Take the case of the executive who spent nine years in McKinsey as managing director and thereafter on the corporate and non-profit boards of Goldman Sachs, Procter & Gamble, American Airlines, and Harvard Business School. Rajat Gupta was a figure of success. Furthermore, his commitment to philanthropy added an additional layer of credibility to his image. He created the American India Foundation which brought in millions of dollars in philanthropic contributions from NRIs to development programs across the country. Rajat Gupta’s descent started during the investigation on Raj Rajaratnam, a Sri-Lankan hedge fund manager accused of insider trading. Convicted for leaking confidential information about Warren Buffet’s sizeable investment plans for Goldman Sachs to Raj Rajaratnam, Rajat Gupta was found guilty of conspiracy and three counts of securities fraud. Safe to say, Mr. Gupta’s philanthropic work did not sway the jury.

Play

The people discussed above have one thing in common - each one of them was well respected and celebrated for their industry prowess and social standing, but got sucked down a path of non-violent crime. The question remains - Why are individuals at successful positions willing to risk it all? The book Why They Do It: Inside the mind of the White-Collar Criminal based on a research by Eugene Soltes reveals a startling insight. Soltes spoke to fifty white collar criminals to understand their motivations behind the crimes. Like most of us, Soltes expected the workings of a calculated and greedy mind behind the crimes, something that could separate them from regular people. However, the results were surprisingly unnerving. According to the research, most of the executives who committed crimes made decisions the way we all do–on the basis of their intuitions and gut feelings. They often didn’t realise the consequences of their action and got caught in the flow of making more money.

Play

The arena of white collar crimes is full of commanding players with large and complex personalities. Billions, starring Damien Lewis and Paul Giamatti, captures the undercurrents of Wall Street and delivers a high-octane ‘ruthless attorney vs wealthy kingpin’ drama. The show looks at the fine line between success and fraud in the stock market. Bobby Axelrod, the hedge fund kingpin, skilfully walks on this fine line like a tightrope walker, making it difficult for Chuck Rhoades, a US attorney, to build a case against him.

If financial drama is your thing, then block your weekend for Billions. You can catch it on Hotstar Premium, a platform that offers a wide collection of popular and Emmy-winning shows such as Game of Thrones, Modern Family and This Is Us, in addition to live sports coverage, and movies. To subscribe, click here.
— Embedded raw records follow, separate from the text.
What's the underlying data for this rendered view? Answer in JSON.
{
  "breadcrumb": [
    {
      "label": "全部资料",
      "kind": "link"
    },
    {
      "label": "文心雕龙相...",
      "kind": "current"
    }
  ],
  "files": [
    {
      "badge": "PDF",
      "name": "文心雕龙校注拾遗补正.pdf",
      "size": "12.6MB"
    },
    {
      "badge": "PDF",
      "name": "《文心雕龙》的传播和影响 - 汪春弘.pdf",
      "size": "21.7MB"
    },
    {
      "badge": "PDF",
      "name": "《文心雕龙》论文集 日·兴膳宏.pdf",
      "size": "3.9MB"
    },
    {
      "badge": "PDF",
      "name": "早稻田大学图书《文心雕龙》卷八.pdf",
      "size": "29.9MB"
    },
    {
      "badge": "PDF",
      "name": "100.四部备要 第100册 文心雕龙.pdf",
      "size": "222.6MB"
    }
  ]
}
This article was produced by the Scroll marketing team on behalf of Hotstar and not by the Scroll editorial team.